═════ Exercise data
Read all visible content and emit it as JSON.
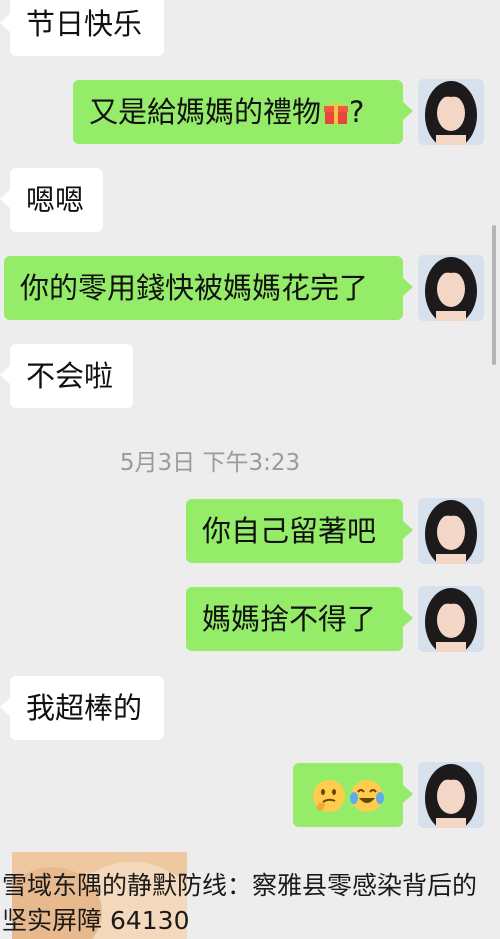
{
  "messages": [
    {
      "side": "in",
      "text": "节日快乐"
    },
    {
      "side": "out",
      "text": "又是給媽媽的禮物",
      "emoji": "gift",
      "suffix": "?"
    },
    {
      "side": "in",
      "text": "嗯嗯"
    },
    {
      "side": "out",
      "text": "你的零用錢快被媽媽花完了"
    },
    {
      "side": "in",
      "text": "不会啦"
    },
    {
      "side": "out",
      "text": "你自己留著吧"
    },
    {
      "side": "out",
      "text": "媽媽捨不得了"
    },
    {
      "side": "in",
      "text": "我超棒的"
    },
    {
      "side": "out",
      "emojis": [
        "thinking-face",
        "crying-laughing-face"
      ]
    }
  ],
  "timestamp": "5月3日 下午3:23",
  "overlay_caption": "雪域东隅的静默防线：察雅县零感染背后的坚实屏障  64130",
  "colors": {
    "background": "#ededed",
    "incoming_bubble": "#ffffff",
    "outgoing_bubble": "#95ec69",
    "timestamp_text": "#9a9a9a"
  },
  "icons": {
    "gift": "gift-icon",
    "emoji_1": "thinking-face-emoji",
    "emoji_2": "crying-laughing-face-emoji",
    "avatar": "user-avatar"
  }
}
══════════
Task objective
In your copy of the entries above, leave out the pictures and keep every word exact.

Task solution
Read all visible content and emit it as JSON.
{
  "messages": [
    {
      "side": "in",
      "text": "节日快乐"
    },
    {
      "side": "out",
      "text": "又是給媽媽的禮物",
      "emoji": "gift",
      "suffix": "?"
    },
    {
      "side": "in",
      "text": "嗯嗯"
    },
    {
      "side": "out",
      "text": "你的零用錢快被媽媽花完了"
    },
    {
      "side": "in",
      "text": "不会啦"
    },
    {
      "side": "out",
      "text": "你自己留著吧"
    },
    {
      "side": "out",
      "text": "媽媽捨不得了"
    },
    {
      "side": "in",
      "text": "我超棒的"
    },
    {
      "side": "out",
      "emojis": [
        "thinking-face",
        "crying-laughing-face"
      ]
    }
  ],
  "timestamp": "5月3日 下午3:23",
  "overlay_caption": "雪域东隅的静默防线：察雅县零感染背后的坚实屏障  64130",
  "colors": {
    "background": "#ededed",
    "incoming_bubble": "#ffffff",
    "outgoing_bubble": "#95ec69",
    "timestamp_text": "#9a9a9a"
  },
  "icons": {
    "gift": "gift-icon",
    "emoji_1": "thinking-face-emoji",
    "emoji_2": "crying-laughing-face-emoji",
    "avatar": "user-avatar"
  }
}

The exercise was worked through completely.